Dating archaeological contexts and finds is essential to providing a chronology of a site. Methods for dating can be divided into two groups: relative and absolute. Relative dating is the process of establishing a chronology and placing events or artefacts within this framework. Two common methods are stratigraphy and typology. Typological sequences can be constructed when there is a development in design of an object. Mobile phones, for instance, started off as large and bulky devices. Over time they became smaller, and a acquired new features; aerials fell out of use, cameras became common, and the number of buttons decreased as touch screens became more common. Therefore it is possible to take an example of a phone and place it within a certain stage of development without the need to know the precise date the model was manufactured.
Absolute dating seeks to apply date ranges to a particular event. Before the development of scientific techniques, this relied on historical documents. The different methods of absolute dating each have their limitations, and in the case of documentary sources the writer’s reason for recording something needs to be scrutinised. Also, the amount of documentation surviving from certain periods and in different societies varies. In some cases dates can be gleaned from inscriptions, a building may have a dedication marking when it was built, or objects such as coins may include the year they were minted, or the ruler who issued them. Dendrochronology uses tree rings to date a piece of timber. The changing seasons create a distinct pattern of thick and thin rings. When enough samples have been compiled to established a record of tree ring patterns extending into the past, they can be used to date a piece of timber. The most common method for producing absolute dates is through radiocarbon dating. Carbon-14, a radioactive isotope, is found in all organic matter an decays at a constant rate. As it is absorbed only by living organisms, by measuring the amount of carbon-14 in an organic sample it is possible to work out its age. It is effective for samples up to 70,000 years old.

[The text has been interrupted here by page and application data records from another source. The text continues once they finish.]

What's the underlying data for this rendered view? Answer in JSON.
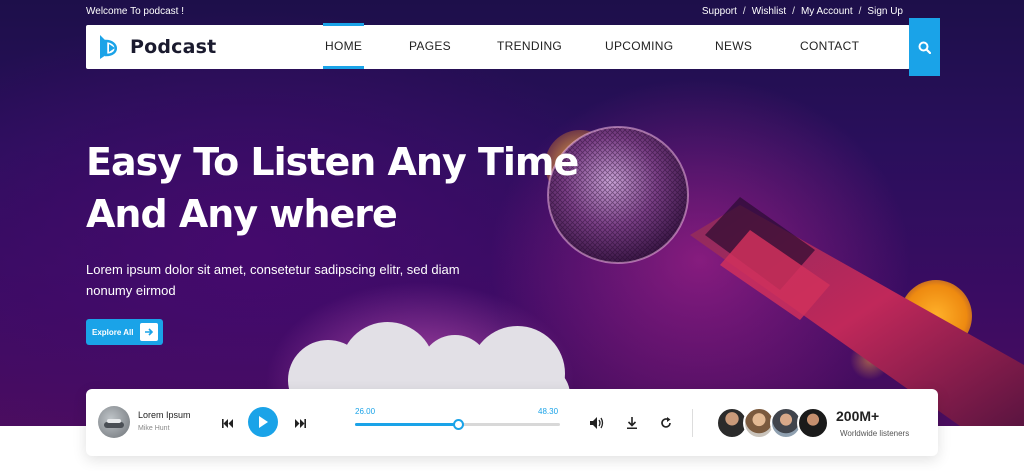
{
  "topbar": {
    "welcome": "Welcome To podcast !",
    "links": [
      "Support",
      "Wishlist",
      "My Account",
      "Sign Up"
    ],
    "separator": "/"
  },
  "brand": {
    "name": "Podcast",
    "accent": "#1aa3e8"
  },
  "nav": {
    "items": [
      {
        "label": "HOME",
        "active": true
      },
      {
        "label": "PAGES",
        "active": false
      },
      {
        "label": "TRENDING",
        "active": false
      },
      {
        "label": "UPCOMING",
        "active": false
      },
      {
        "label": "NEWS",
        "active": false
      },
      {
        "label": "CONTACT",
        "active": false
      }
    ],
    "search_icon": "search-icon"
  },
  "hero": {
    "title_line1": "Easy To Listen Any Time",
    "title_line2": "And Any where",
    "subtitle": "Lorem ipsum dolor sit amet, consetetur sadipscing elitr, sed diam nonumy eirmod",
    "cta_label": "Explore All",
    "cta_icon": "arrow-right-icon"
  },
  "player": {
    "track_title": "Lorem Ipsum",
    "artist": "Mike Hunt",
    "elapsed": "26.00",
    "duration": "48.30",
    "progress_fraction": 0.5,
    "icons": [
      "previous-icon",
      "play-icon",
      "next-icon",
      "volume-icon",
      "download-icon",
      "repeat-icon"
    ],
    "listener_count": "200M+",
    "listener_label": "Worldwide listeners"
  }
}
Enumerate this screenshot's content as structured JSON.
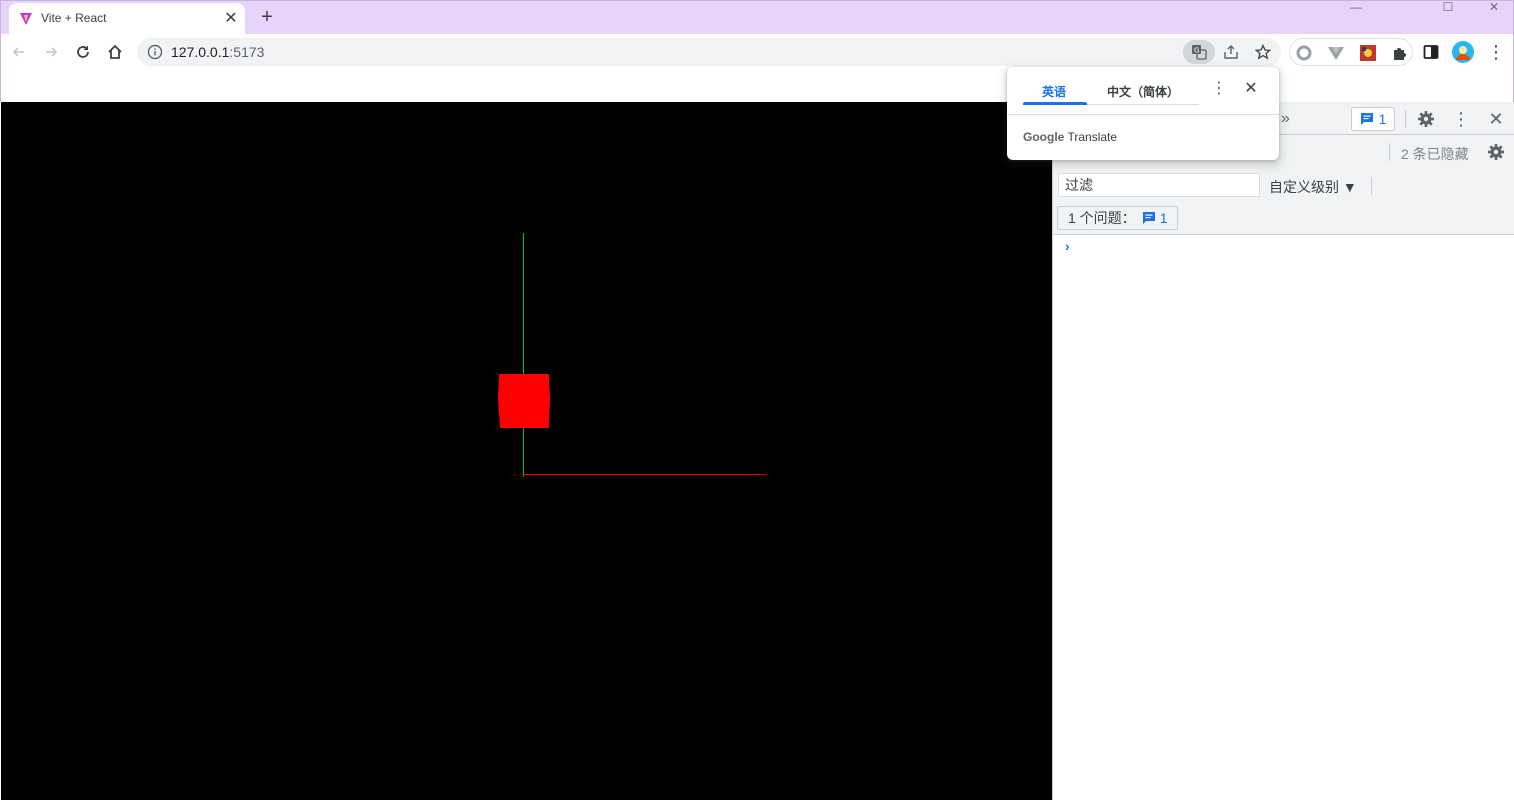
{
  "tab": {
    "title": "Vite + React",
    "favicon": "vite-icon",
    "close_glyph": "✕"
  },
  "new_tab_glyph": "+",
  "window_controls": {
    "minimize": "—",
    "maximize": "☐",
    "close": "✕"
  },
  "toolbar": {
    "url_host": "127.0.0.1",
    "url_port": ":5173",
    "icons": [
      "back-icon",
      "forward-icon",
      "reload-icon",
      "home-icon",
      "info-icon",
      "translate-icon",
      "share-icon",
      "star-icon"
    ],
    "extensions": [
      "circle-extension-icon",
      "vue-devtools-icon",
      "image-extension-icon",
      "puzzle-icon",
      "side-panel-icon",
      "profile-avatar"
    ],
    "menu_glyph": "⋮"
  },
  "scene": {
    "background": "#000000",
    "cube_color": "#ff0000",
    "x_axis_color": "#ff0000",
    "y_axis_color": "#00ff00"
  },
  "devtools": {
    "more_tabs_glyph": "»",
    "issues_badge_count": "1",
    "hidden_count": "2 条已隐藏",
    "filter_placeholder": "过滤",
    "levels_label": "自定义级别 ▼",
    "issues_label": "1 个问题：",
    "issues_count": "1",
    "prompt_glyph": "›",
    "close_glyph": "✕",
    "menu_glyph": "⋮"
  },
  "translate_popup": {
    "source_language": "英语",
    "target_language": "中文（简体）",
    "brand_google": "Google",
    "brand_translate": "Translate",
    "menu_glyph": "⋮",
    "close_glyph": "✕"
  }
}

Absolute dating techniques are most obviously useful when there is no historical record in which to place archaeological discoveries, however they can also be used to challenge established chronologies. For example a building may be dated using typology to the 14th century, whereas examination of a timber recovered from within the building may produce a different date. If it is earlier than expected, it may challenge the established typology.
- Barker, Philip (1993). Techniques of Archaeological Excavation, third edition. London: Routledge. pp. 14. ISBN 0-415-15152-X.
- Greene, Kevin (2002). Archaeology: An Introduction, 4th edition. pp. 16–18. Routledge. ISBN 0-415-23355-0.
- Renfrew, Colin & Bahn, Paul (2004). Archaeology: Theories, Methods and Practice, 4th edition. p. 26. Thames & Hudson. ISBN 0-500-28441-5.
- Greene, Archaeology: An Introduction, pp. 62–66.
- Renfrew & Bahn, Archaeology: Theories, Methods and Practice, p. 88.
- Cronin, Frances (25 May 2011). "Egyptian pyramids found by infra-red satellite images", BBC News. Accessed 5 February 2013.
- Greene, Archaeology: An Introduction, pp. 69–70.
- Renfrew & Bahn, Archaeology: Theories, Methods and Practice, pp. 121–125.
- Greene, Archaeology: An Introduction, pp. 147–149.
- Renfrew & Bahn, Archaeology: Theories, Methods and Practice, p. 135.
- Renfrew & Bahn, Archaeology: Theories, Methods and Practice, pp. 137–138.
- Renfrew & Bahn, Archaeology: Theories, Methods and Practice, p. 141.
- Greene, Archaeology: An Introduction, p. 161.